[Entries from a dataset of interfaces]
------
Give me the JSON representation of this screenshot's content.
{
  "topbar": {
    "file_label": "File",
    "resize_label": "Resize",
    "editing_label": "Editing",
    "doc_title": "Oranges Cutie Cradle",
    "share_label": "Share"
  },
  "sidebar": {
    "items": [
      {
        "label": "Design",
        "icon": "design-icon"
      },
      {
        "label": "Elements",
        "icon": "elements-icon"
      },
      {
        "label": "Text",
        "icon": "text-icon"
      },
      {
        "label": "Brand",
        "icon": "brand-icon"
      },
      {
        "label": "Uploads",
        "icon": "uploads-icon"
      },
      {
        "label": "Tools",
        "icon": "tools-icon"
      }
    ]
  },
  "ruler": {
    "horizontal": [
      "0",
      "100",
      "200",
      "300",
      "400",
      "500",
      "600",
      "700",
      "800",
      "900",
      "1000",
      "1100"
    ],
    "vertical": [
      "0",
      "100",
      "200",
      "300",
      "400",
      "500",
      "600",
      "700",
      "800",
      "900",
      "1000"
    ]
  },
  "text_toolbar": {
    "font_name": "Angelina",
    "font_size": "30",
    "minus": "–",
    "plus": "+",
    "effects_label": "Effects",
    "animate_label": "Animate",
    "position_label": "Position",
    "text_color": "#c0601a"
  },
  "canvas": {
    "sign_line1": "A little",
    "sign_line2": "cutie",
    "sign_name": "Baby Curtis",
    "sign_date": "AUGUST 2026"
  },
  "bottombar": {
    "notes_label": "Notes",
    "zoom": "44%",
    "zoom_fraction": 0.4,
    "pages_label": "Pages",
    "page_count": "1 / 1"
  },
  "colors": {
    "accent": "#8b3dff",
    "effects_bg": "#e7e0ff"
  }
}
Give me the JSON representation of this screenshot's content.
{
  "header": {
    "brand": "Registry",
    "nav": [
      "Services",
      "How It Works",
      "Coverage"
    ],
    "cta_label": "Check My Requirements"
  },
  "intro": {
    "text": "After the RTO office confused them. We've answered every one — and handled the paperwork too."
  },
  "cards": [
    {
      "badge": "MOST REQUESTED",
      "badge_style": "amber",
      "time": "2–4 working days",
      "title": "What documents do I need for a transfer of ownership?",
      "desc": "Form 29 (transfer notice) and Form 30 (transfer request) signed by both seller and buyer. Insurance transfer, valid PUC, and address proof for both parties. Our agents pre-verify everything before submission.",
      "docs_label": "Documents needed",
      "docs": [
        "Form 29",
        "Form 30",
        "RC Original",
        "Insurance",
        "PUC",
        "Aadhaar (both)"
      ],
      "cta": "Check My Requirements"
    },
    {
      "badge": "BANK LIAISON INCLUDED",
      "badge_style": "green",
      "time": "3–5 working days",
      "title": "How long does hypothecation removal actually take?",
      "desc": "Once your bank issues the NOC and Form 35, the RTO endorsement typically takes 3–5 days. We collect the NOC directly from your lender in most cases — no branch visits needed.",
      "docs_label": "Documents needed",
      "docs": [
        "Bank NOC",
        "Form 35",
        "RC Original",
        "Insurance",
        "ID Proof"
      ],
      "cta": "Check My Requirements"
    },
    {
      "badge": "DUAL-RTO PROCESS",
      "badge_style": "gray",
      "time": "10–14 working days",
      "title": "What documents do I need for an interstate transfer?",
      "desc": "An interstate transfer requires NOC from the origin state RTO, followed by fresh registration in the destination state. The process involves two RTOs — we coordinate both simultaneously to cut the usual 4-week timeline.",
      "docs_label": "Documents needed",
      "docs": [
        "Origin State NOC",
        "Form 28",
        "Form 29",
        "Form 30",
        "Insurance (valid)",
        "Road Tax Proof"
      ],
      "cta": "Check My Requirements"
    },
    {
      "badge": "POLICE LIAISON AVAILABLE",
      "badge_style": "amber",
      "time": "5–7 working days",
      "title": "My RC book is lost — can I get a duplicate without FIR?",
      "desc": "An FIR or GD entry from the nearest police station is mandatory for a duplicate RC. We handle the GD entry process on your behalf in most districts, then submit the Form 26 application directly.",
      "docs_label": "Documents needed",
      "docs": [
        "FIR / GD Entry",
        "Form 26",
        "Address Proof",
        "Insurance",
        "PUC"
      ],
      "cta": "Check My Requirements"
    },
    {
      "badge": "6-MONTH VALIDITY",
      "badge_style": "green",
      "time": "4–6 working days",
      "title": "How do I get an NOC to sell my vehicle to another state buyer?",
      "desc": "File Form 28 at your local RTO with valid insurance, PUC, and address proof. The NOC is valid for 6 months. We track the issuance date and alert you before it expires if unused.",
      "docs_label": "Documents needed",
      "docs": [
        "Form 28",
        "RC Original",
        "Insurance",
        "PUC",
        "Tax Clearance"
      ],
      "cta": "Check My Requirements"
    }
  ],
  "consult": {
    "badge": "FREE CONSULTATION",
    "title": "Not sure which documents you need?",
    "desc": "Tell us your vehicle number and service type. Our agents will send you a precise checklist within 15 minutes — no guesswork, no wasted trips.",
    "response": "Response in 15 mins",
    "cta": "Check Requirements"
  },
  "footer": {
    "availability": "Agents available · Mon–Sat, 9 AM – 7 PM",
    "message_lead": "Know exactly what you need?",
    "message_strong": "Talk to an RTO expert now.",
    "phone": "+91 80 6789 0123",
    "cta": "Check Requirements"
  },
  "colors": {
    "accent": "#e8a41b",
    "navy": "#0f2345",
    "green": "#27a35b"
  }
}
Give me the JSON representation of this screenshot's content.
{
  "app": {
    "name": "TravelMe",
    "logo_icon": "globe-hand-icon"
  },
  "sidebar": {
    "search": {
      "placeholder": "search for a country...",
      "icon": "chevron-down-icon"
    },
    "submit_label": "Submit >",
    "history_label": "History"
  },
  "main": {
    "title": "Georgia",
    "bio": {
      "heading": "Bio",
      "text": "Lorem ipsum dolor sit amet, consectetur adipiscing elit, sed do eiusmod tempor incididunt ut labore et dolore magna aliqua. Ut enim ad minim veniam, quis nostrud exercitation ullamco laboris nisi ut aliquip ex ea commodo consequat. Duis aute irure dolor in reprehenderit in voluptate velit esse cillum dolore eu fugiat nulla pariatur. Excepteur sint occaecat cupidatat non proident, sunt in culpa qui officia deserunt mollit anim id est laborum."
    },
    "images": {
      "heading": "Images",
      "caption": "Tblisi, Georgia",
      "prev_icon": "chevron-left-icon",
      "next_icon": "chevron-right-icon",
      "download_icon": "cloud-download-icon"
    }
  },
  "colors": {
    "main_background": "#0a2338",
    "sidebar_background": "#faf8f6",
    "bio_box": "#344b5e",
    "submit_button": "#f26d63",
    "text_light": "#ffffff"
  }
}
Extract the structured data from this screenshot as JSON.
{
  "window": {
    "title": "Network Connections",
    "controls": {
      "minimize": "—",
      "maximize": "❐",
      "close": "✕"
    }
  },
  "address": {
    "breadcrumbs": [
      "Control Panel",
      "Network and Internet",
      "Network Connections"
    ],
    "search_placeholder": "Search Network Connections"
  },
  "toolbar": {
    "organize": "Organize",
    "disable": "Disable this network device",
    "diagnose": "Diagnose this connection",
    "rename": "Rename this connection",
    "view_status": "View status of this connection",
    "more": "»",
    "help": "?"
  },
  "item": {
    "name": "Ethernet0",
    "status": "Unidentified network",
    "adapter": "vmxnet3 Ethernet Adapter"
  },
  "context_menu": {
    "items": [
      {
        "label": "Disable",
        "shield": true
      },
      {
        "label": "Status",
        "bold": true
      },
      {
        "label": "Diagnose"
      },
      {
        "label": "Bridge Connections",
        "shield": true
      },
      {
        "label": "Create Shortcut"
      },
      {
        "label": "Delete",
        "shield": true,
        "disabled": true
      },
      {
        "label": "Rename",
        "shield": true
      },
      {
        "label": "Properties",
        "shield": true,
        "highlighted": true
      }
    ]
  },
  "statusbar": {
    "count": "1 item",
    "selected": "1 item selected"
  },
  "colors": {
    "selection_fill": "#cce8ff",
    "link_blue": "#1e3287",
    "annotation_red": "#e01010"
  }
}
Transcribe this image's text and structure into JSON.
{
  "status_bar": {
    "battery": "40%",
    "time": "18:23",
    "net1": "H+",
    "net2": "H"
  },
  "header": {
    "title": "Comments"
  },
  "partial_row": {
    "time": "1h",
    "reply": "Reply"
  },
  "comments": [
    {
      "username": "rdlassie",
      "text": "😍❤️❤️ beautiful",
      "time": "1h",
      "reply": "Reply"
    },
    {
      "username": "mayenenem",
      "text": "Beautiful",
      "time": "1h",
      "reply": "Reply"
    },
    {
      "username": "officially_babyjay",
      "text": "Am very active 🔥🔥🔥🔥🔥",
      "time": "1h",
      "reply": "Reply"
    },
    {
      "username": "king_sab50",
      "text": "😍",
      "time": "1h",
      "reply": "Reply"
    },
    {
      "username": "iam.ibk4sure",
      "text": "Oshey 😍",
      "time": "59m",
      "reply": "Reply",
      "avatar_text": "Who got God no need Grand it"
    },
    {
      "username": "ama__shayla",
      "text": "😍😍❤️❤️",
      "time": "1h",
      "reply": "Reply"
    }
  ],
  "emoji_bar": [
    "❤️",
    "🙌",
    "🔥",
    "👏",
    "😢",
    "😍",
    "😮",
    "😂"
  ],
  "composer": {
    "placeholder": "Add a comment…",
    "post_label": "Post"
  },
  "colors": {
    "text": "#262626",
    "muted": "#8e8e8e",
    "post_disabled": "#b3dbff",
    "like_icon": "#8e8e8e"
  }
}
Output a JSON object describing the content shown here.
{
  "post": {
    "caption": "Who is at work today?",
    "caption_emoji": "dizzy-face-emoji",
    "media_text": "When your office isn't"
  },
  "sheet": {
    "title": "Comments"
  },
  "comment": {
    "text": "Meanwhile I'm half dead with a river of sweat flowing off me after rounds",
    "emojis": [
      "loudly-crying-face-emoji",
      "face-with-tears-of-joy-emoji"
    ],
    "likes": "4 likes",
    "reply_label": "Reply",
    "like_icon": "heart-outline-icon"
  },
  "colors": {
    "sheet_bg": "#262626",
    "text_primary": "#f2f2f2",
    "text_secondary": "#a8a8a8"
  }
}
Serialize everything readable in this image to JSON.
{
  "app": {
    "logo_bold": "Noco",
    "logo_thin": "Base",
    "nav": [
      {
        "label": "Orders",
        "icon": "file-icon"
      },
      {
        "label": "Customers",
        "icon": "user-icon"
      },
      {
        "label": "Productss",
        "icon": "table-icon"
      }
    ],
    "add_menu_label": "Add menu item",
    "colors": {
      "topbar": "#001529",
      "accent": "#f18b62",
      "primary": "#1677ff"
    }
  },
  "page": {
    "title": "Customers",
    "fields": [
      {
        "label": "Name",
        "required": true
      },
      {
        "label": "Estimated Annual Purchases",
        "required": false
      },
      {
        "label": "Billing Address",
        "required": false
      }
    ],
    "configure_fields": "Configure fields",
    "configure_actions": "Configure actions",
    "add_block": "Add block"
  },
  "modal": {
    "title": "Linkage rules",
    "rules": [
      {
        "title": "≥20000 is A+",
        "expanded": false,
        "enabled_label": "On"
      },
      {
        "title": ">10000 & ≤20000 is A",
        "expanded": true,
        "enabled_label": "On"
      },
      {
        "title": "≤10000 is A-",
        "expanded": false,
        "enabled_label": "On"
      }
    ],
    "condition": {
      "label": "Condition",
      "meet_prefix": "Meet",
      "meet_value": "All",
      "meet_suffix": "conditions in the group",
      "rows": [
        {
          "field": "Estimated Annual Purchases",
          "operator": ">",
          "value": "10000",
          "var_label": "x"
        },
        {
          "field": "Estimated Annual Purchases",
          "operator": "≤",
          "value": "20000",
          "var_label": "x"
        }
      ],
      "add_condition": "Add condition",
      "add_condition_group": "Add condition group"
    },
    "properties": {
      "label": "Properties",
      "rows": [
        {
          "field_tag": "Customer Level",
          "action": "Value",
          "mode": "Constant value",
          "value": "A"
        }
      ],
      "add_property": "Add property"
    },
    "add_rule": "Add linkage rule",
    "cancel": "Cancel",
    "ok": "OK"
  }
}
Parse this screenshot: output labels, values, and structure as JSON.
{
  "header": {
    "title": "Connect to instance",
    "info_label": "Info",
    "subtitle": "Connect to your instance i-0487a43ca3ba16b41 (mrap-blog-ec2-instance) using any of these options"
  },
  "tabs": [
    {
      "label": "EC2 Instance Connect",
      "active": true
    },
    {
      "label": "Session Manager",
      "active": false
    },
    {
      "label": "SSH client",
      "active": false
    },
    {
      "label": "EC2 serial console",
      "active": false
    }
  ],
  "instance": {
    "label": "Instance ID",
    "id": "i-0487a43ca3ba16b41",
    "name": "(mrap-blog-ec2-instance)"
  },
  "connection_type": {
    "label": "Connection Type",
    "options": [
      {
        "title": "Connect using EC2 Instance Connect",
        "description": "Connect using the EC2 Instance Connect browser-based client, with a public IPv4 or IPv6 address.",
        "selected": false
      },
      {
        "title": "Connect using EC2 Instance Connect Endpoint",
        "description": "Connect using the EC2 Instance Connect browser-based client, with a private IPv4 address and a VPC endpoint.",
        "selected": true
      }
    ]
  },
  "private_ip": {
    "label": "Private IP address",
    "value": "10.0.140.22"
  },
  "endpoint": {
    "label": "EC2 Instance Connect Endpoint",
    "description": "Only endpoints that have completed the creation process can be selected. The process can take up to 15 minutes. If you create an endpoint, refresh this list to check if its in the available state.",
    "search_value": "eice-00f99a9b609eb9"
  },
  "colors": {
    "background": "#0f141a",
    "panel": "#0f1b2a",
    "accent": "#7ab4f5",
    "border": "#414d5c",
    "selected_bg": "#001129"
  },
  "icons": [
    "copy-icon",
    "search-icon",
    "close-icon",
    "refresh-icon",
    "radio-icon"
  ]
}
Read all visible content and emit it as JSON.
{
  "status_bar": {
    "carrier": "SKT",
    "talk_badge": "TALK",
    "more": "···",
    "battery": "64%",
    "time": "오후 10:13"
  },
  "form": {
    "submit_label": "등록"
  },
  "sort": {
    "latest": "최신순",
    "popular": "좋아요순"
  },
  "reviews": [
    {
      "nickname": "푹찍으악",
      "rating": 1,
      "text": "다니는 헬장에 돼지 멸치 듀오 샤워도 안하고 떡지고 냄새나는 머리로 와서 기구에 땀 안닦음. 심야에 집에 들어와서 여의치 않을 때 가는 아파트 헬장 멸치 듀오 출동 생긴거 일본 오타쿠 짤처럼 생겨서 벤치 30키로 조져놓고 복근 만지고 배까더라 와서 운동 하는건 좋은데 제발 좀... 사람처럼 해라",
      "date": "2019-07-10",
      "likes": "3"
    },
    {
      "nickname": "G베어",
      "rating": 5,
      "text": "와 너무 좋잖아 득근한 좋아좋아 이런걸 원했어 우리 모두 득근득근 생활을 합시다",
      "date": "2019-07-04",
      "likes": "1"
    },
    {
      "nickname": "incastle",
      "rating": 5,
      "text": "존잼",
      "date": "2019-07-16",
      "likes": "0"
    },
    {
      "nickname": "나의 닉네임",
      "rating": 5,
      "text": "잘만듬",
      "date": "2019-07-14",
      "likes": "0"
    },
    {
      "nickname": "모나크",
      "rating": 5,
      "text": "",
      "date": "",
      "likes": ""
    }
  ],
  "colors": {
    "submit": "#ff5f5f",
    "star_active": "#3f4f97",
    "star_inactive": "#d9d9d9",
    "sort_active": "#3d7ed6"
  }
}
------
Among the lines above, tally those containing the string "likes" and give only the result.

6